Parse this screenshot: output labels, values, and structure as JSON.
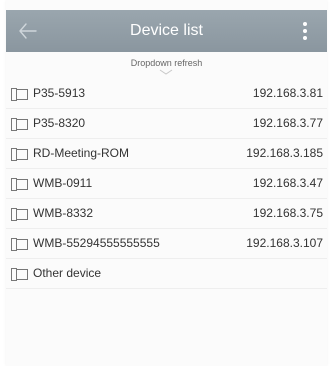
{
  "header": {
    "title": "Device list",
    "back_icon": "back-arrow-icon",
    "menu_icon": "more-vertical-icon"
  },
  "refresh_hint": "Dropdown refresh",
  "devices": [
    {
      "name": "P35-5913",
      "ip": "192.168.3.81"
    },
    {
      "name": "P35-8320",
      "ip": "192.168.3.77"
    },
    {
      "name": "RD-Meeting-ROM",
      "ip": "192.168.3.185"
    },
    {
      "name": "WMB-0911",
      "ip": "192.168.3.47"
    },
    {
      "name": "WMB-8332",
      "ip": "192.168.3.75"
    },
    {
      "name": "WMB-55294555555555",
      "ip": "192.168.3.107"
    },
    {
      "name": "Other device",
      "ip": ""
    }
  ],
  "colors": {
    "header_bg": "#8f9ba4",
    "header_text": "#ffffff",
    "text": "#333333"
  }
}
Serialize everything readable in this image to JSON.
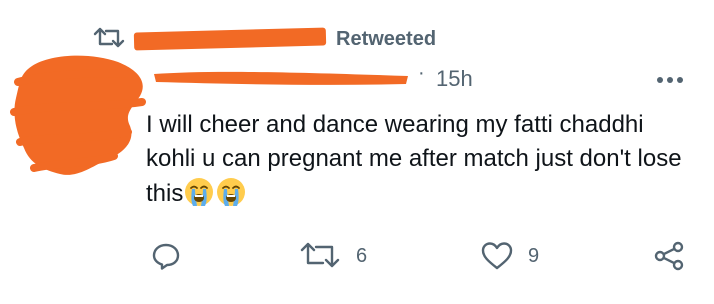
{
  "tweet": {
    "retweet_label": "Retweeted",
    "timestamp": "15h",
    "separator": "·",
    "text": "I will cheer and dance wearing my fatti chaddhi kohli u can pregnant me after match just don't lose this",
    "emoji": [
      "loudly-crying-face",
      "loudly-crying-face"
    ],
    "redactions": [
      "retweeter-name",
      "author-avatar",
      "author-name"
    ],
    "redaction_color": "#f26a25"
  },
  "actions": {
    "reply_count": "",
    "retweet_count": "6",
    "like_count": "9"
  },
  "icons": [
    "retweet-icon",
    "more-icon",
    "reply-icon",
    "retweet-icon",
    "heart-icon",
    "share-icon"
  ]
}
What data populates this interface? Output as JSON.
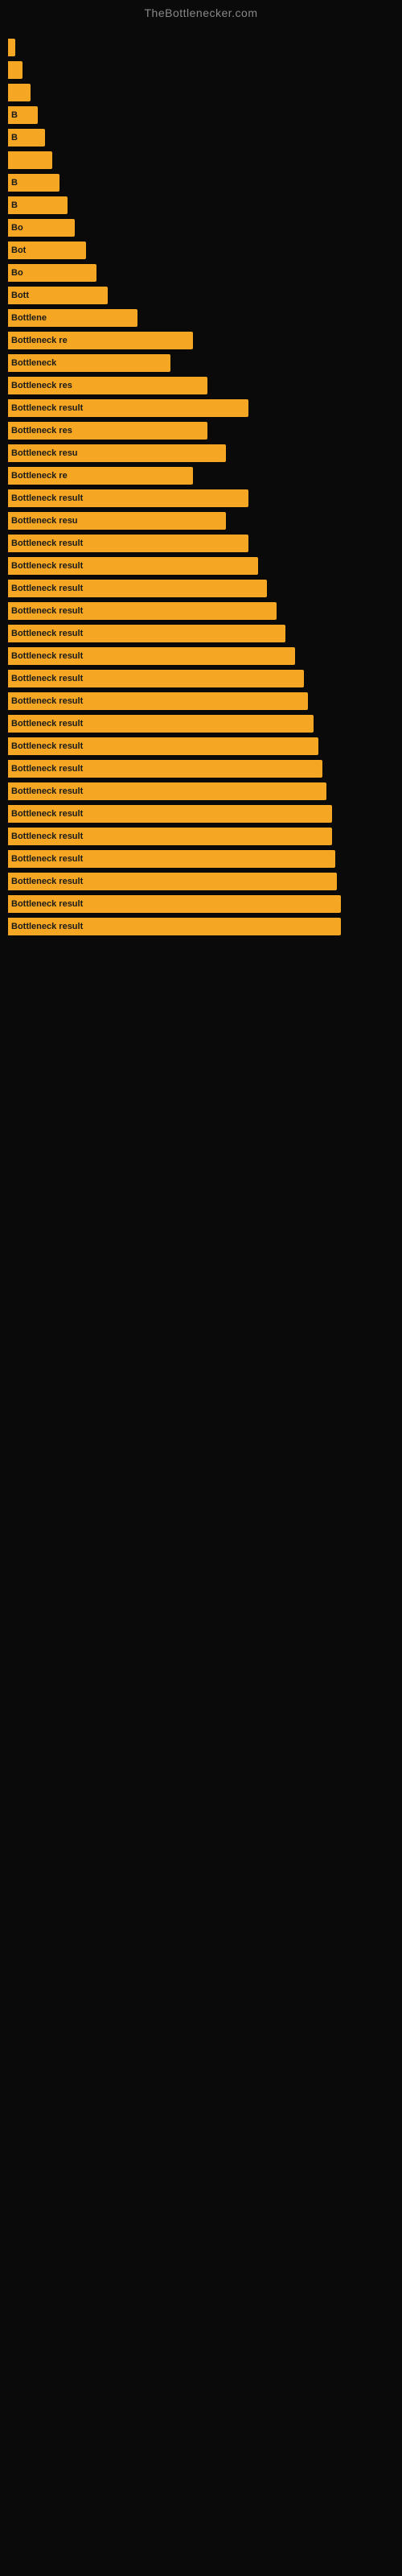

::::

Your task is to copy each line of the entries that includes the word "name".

→ **EXERCISE ANSWER**:
      "name": "P35-5913",
      "name": "P35-8320",
      "name": "RD-Meeting-ROM",
      "name": "WMB-0911",
      "name": "WMB-8332",
      "name": "WMB-55294555555555",
      "name": "Other device",
      "retweeter-name",
      "author-name"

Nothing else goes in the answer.